Records drawn from a dataset:
*****

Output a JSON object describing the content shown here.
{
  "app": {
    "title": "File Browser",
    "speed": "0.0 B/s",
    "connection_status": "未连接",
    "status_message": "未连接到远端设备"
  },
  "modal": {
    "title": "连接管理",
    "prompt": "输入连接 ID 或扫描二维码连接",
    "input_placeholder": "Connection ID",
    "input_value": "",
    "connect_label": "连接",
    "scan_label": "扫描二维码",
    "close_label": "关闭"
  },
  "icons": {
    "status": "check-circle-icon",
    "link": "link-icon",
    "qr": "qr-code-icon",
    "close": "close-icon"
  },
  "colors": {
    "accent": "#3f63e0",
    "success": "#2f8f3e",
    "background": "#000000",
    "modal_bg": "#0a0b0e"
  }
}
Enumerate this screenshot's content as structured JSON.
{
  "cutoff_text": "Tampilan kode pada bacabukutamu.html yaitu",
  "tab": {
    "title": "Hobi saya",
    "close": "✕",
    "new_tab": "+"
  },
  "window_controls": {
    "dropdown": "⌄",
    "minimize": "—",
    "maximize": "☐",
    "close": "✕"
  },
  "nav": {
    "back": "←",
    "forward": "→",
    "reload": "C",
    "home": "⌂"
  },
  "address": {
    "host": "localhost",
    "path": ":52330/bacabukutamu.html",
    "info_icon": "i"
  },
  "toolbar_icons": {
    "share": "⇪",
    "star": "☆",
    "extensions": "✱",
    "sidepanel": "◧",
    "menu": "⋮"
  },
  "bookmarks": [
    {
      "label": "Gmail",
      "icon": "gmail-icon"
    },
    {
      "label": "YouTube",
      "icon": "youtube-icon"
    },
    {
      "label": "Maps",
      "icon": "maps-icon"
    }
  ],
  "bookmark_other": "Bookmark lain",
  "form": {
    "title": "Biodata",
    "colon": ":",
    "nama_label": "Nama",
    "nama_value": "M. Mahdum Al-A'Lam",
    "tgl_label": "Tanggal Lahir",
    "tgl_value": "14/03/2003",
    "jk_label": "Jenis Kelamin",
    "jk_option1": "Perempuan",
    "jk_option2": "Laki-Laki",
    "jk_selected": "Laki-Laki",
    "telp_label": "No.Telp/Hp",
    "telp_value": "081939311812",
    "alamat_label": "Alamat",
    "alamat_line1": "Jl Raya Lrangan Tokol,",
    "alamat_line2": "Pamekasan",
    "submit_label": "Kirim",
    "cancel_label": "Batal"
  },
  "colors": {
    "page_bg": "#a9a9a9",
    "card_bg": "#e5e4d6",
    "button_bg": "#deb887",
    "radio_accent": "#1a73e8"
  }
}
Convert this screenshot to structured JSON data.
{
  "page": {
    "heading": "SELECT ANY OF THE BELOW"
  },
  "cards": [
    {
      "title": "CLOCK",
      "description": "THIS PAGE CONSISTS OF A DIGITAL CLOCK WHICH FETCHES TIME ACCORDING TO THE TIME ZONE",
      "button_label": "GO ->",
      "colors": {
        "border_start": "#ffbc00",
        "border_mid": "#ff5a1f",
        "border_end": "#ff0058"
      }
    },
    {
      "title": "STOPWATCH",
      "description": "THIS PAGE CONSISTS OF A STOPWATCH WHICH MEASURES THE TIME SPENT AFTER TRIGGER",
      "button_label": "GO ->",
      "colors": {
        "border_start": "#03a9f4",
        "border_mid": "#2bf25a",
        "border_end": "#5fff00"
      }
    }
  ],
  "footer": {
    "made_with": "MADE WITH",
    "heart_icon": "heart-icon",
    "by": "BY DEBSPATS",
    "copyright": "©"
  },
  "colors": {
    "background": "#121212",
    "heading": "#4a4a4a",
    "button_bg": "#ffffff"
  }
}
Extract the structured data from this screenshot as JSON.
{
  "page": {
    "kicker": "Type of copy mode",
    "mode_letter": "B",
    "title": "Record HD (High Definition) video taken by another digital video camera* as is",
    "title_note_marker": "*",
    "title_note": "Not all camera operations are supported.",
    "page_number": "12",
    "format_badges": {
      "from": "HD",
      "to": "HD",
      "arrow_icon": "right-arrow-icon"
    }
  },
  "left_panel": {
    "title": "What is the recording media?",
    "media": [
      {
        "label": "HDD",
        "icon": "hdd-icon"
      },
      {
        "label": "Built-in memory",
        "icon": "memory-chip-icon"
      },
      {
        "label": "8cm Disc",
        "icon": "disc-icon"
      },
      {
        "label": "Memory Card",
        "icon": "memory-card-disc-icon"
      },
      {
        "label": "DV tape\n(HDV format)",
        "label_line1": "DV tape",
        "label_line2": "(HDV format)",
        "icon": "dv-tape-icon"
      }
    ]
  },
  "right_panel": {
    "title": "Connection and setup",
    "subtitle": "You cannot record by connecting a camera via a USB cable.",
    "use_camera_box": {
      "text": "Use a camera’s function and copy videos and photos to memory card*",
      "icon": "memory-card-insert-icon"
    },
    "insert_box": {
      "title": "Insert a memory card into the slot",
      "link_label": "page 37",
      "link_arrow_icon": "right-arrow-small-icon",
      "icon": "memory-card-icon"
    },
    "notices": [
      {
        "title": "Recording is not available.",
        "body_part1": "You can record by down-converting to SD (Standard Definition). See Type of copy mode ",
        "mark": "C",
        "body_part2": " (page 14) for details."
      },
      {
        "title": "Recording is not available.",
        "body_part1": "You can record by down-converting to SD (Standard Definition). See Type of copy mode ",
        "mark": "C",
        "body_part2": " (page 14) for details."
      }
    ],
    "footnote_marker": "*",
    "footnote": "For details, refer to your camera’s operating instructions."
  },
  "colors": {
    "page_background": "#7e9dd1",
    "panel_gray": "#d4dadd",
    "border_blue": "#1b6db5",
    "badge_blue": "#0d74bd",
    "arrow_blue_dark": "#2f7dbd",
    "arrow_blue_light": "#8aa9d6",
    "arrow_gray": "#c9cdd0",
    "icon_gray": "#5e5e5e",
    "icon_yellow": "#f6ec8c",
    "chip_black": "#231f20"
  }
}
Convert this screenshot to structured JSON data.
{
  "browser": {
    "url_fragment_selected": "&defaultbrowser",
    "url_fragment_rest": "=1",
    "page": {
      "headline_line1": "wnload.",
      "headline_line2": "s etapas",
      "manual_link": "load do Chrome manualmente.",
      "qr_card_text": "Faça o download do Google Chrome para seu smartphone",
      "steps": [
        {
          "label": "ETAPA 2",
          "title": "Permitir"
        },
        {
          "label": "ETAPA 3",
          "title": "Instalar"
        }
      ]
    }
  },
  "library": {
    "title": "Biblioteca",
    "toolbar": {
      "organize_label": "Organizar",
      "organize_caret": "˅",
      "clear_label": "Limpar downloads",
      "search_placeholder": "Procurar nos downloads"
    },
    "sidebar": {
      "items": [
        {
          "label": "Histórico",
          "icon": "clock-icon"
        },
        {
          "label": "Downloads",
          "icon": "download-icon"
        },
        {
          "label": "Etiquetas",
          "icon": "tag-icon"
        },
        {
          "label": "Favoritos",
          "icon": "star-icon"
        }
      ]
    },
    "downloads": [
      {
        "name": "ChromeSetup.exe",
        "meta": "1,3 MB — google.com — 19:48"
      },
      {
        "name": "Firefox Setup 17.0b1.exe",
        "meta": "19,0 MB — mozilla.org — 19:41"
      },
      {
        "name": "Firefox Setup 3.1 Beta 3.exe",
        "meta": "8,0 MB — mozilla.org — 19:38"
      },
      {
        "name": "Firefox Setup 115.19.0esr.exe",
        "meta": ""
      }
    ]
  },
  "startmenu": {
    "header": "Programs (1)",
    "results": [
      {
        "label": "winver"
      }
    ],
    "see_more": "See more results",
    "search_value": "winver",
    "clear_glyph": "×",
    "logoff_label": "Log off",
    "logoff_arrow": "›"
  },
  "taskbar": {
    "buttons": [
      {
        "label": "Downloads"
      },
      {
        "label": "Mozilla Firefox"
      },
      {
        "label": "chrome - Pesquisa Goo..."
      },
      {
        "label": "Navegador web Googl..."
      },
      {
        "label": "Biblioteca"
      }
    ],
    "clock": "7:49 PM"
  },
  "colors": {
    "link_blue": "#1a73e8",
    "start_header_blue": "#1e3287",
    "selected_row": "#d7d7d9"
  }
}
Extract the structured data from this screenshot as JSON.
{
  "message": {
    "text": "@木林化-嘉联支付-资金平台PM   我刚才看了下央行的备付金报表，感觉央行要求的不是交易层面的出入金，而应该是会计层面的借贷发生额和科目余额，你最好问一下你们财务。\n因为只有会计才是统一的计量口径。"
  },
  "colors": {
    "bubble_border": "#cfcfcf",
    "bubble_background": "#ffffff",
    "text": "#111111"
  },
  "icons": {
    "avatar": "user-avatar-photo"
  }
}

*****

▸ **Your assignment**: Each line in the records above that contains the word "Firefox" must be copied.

▸ **Task result**:
        "name": "Firefox Setup 17.0b1.exe",
        "name": "Firefox Setup 3.1 Beta 3.exe",
        "name": "Firefox Setup 115.19.0esr.exe",
        "label": "Mozilla Firefox"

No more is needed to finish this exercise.